The majority of people dislike being forced to listen to lengthy voicemail messages. Your clients and business contacts are probably this way too. An overly long voicemail message eats up too much of your contact's time and can cause frustration. Remember, they called in the hope of getting in touch with you, so they're probably already rolling their eyes when they hear the voicemail message kick in. Make it as painless as possible. Ramble on and your caller might hang up and call again when they can get you on the phone in person. Or, worse still, they will hang up and never call back again. In the latter case, you've lost them completely.
What you want from your voicemail message is to inspire your caller to leave you a message that cuts to the chase. In order to persuade them to do this, you need to cut to the chase too.
Don't overcomplicate things. Follow these guidelines and keep it simple.
1. Less is more - know when to shut up!
If the recording period shuts off before you have finished leaving your outgoing message then you are probably waffling on. Get straight to the point. Say who you are then tell the caller other ways they can get in touch with you. It is also important to include a 'fast track' option that lets the caller skip your message and go straight to the 'speak after the tone' stage. That allows him/her to save time which is always appreciated. Keep your tone approachable and your message short.
2. Say who you are:
This sounds really obvious but a fair few people omit to say who they are, assuming that the person calling will know. After all, they made the call. Maybe they do know who they called, but it's good to have it confirmed, that way they know they are through to the right person or department. Or in some cases, the wrong person or department.

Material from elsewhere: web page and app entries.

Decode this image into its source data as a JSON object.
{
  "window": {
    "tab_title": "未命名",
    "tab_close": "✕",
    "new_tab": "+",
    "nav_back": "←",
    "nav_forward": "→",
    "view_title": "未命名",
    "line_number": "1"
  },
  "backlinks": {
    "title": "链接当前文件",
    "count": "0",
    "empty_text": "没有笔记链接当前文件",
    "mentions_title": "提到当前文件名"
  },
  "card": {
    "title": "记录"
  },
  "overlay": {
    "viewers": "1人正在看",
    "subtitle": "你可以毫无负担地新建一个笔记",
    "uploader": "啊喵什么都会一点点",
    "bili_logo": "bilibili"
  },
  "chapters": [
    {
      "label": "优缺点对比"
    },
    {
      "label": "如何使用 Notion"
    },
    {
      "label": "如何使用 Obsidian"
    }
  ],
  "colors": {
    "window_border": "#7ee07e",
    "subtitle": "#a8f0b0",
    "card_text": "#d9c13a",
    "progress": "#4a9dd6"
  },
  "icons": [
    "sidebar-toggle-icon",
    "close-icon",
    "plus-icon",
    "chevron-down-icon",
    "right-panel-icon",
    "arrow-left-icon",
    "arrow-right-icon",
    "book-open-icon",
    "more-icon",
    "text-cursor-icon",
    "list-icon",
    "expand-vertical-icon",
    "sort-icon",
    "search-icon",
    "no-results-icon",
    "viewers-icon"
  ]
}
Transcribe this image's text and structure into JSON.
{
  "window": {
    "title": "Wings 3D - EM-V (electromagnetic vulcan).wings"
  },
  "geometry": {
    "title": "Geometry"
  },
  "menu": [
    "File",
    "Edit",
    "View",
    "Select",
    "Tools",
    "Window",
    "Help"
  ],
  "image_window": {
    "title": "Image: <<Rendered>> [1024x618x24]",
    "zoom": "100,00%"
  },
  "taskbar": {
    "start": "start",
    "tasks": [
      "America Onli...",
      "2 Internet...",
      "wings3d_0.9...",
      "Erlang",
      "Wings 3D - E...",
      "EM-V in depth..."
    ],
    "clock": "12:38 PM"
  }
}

Your message might run thus: "Hello. You've reached the voicemail of John Smith, managing director of John Smith Enterprises." As an intro that sort of message is fine, it gives enough detail about you and your position. Sometimes, though, a caller mightn't be looking for you at all, he could be looking to contact your P.A, your advertising department or your technical services. In that case it can be useful if you give menu options that help the caller contact the right person or department. It's not essential to include these options but it's worth considering if you often find you get calls that could be better dealt with by another person or department. For example, if you frequently get calls from people wanting your customer services team you could say, "If you have a customer services issue you can to speak to Jane on extension 321."